Gillick did admit to having more serious talks regarding a pitcher with one team.

"One situation, we're further down the road than others," he said. "We know our parameters and they know ours. That club is in a good position because there's not a lot of pitching out there."

Gillick would not name the other team, though he did say the proposed deal could involve someone from the Phils' 25-man roster. Best guess: Bourn.

Pitching isn't the only area the Phils are trying to upgrade. They'd like to add power to the outfield corners, though Gillick didn't sound optimistic about landing any. The Phils, who lead the NL in runs, can survive with the offense they have. They probably can't with this pitching staff.

"We need consistency from our pitching," manager Charlie Manuel said about a dozen times before last night's game.

Manuel had been making open pleas for pitching help, but has calmed down on that front. Maybe J.D. Durbin's shutout in San Diego on Sunday cooled his jets. Or maybe he was asked to cool them.

"In the situation we have, it's important I stay positive instead of negative," Manuel said.


Manuel sent Kyle Kendrick to the mound last night against Washington and the rookie pitched well in his eighth big-league start. The Phillies have won six of those starts. Clearly, the 22-year-old righthander has contributed. Durbin, another rookie, has also helped recently, winning two of three starts after landing with his fourth organization this season.

The contributions of Kendrick and Durbin haven't cured this team's need for pitching, though. Manuel might not be publicly pleading for more help, but that league-worst ERA is.
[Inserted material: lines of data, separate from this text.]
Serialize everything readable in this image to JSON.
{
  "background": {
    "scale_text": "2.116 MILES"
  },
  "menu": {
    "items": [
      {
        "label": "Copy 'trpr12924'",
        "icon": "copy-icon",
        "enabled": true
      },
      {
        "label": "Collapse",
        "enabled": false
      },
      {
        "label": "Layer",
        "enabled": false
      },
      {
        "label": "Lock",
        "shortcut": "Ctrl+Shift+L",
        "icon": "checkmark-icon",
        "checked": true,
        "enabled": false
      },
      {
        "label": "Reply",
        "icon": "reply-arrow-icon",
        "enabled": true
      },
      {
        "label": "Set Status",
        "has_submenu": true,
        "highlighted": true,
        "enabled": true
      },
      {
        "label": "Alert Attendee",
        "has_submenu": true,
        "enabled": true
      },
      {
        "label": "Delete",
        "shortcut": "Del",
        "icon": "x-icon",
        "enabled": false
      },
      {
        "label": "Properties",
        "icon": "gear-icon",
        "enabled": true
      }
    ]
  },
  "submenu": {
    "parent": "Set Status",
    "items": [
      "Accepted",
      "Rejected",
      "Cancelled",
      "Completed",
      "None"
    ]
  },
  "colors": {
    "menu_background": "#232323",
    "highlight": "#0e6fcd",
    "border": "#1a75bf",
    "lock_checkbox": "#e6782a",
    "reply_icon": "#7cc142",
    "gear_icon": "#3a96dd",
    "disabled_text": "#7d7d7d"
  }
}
This team has the offense to stick around. But it needs more pitching. Myers will be a nice addition, but the Phils can't stop there. Six days. Tick. Tick. Tick.